**To do:** Where in the data below does the word "play" appear? Copy each line that holds it.

═════ Exercise input

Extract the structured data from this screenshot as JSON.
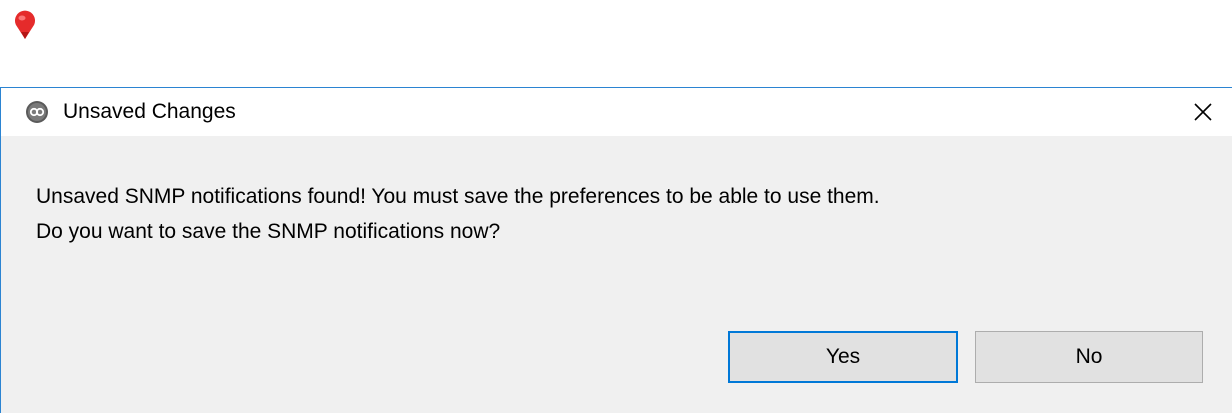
{
  "background_marker": {
    "icon": "map-pin-icon",
    "color": "#e52b2b"
  },
  "dialog": {
    "title": "Unsaved Changes",
    "app_icon": "app-logo-icon",
    "close_icon": "close-icon",
    "message_lines": [
      "Unsaved SNMP notifications found! You must save the preferences to be able to use them.",
      "Do you want to save the SNMP notifications now?"
    ],
    "buttons": {
      "yes_label": "Yes",
      "no_label": "No"
    },
    "colors": {
      "border": "#2b84d2",
      "default_button_border": "#0078d7",
      "body_background": "#f0f0f0"
    }
  }
}
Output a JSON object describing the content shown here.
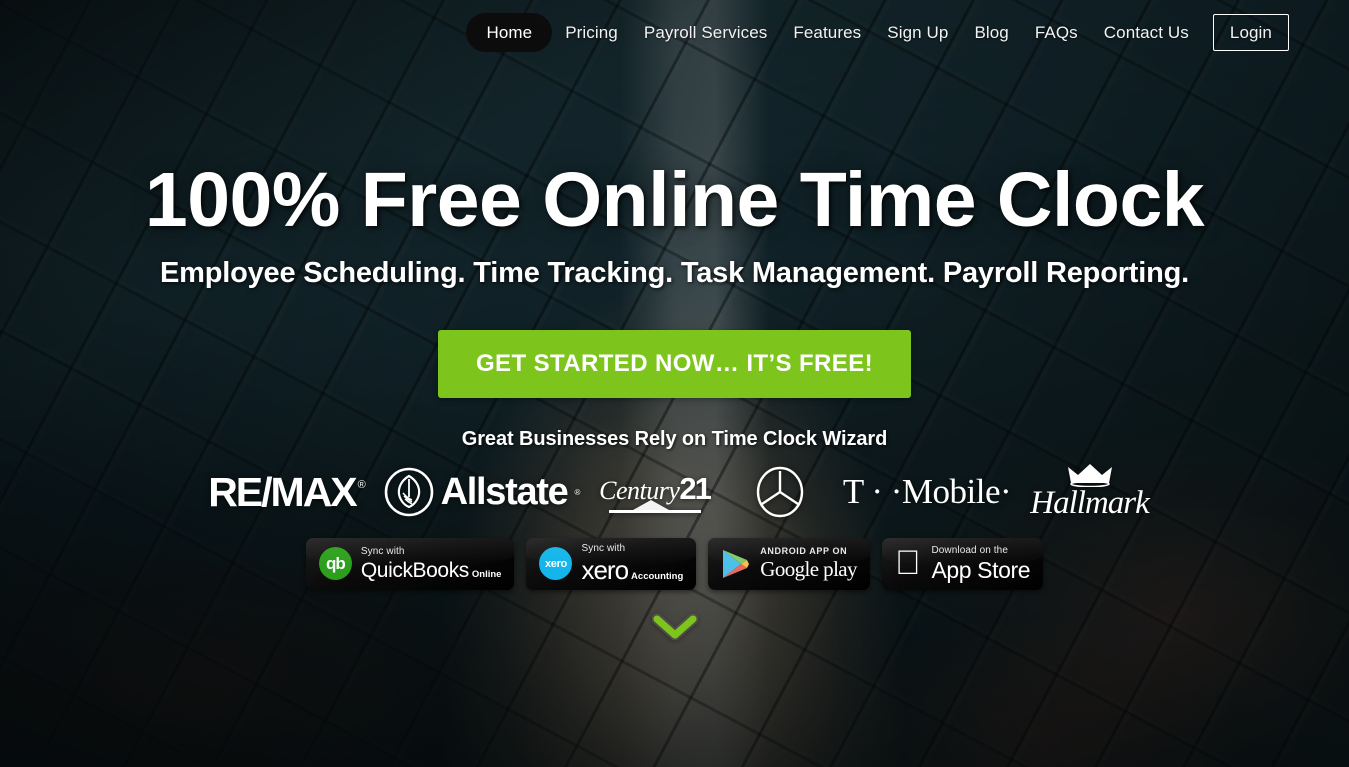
{
  "nav": {
    "items": [
      {
        "label": "Home",
        "name": "nav-home",
        "style": "active"
      },
      {
        "label": "Pricing",
        "name": "nav-pricing",
        "style": "plain"
      },
      {
        "label": "Payroll Services",
        "name": "nav-payroll-services",
        "style": "plain"
      },
      {
        "label": "Features",
        "name": "nav-features",
        "style": "plain"
      },
      {
        "label": "Sign Up",
        "name": "nav-sign-up",
        "style": "plain"
      },
      {
        "label": "Blog",
        "name": "nav-blog",
        "style": "plain"
      },
      {
        "label": "FAQs",
        "name": "nav-faqs",
        "style": "plain"
      },
      {
        "label": "Contact Us",
        "name": "nav-contact-us",
        "style": "plain"
      },
      {
        "label": "Login",
        "name": "nav-login",
        "style": "boxed"
      }
    ]
  },
  "hero": {
    "headline": "100% Free Online Time Clock",
    "subheadline": "Employee Scheduling. Time Tracking. Task Management. Payroll Reporting.",
    "cta_label": "GET STARTED NOW… IT’S FREE!",
    "trust_label": "Great Businesses Rely on Time Clock Wizard",
    "scroll_icon": "chevron-down-icon"
  },
  "logos": [
    {
      "name": "remax-logo",
      "text": "RE/MAX",
      "mark": "®"
    },
    {
      "name": "allstate-logo",
      "text": "Allstate",
      "mark": "®"
    },
    {
      "name": "century21-logo",
      "text": "Century",
      "mark": "21"
    },
    {
      "name": "mercedes-benz-logo",
      "text": "",
      "mark": ""
    },
    {
      "name": "tmobile-logo",
      "text": "T · ·Mobile·",
      "mark": ""
    },
    {
      "name": "hallmark-logo",
      "text": "Hallmark",
      "mark": "crown-icon"
    }
  ],
  "badges": [
    {
      "name": "quickbooks-sync-badge",
      "icon": "quickbooks-icon",
      "icon_text": "qb",
      "small": "Sync with",
      "big": "QuickBooks",
      "tiny": "Online"
    },
    {
      "name": "xero-sync-badge",
      "icon": "xero-icon",
      "icon_text": "xero",
      "small": "Sync with",
      "big": "xero",
      "tiny": "Accounting"
    },
    {
      "name": "google-play-badge",
      "icon": "google-play-icon",
      "icon_text": "",
      "small": "ANDROID APP ON",
      "big": "Google play",
      "tiny": ""
    },
    {
      "name": "app-store-badge",
      "icon": "apple-icon",
      "icon_text": "",
      "small": "Download on the",
      "big": "App Store",
      "tiny": ""
    }
  ],
  "colors": {
    "cta_green": "#7dc51d",
    "chevron_green": "#7dc51d",
    "chevron_outline": "#5a5a52",
    "quickbooks_green": "#2CA01C",
    "xero_blue": "#13B5EA",
    "nav_active_bg": "#0c0c0c",
    "text_white": "#ffffff"
  }
}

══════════

**Output of the exercise:**
      "name": "google-play-badge",
      "icon": "google-play-icon",
      "big": "Google play",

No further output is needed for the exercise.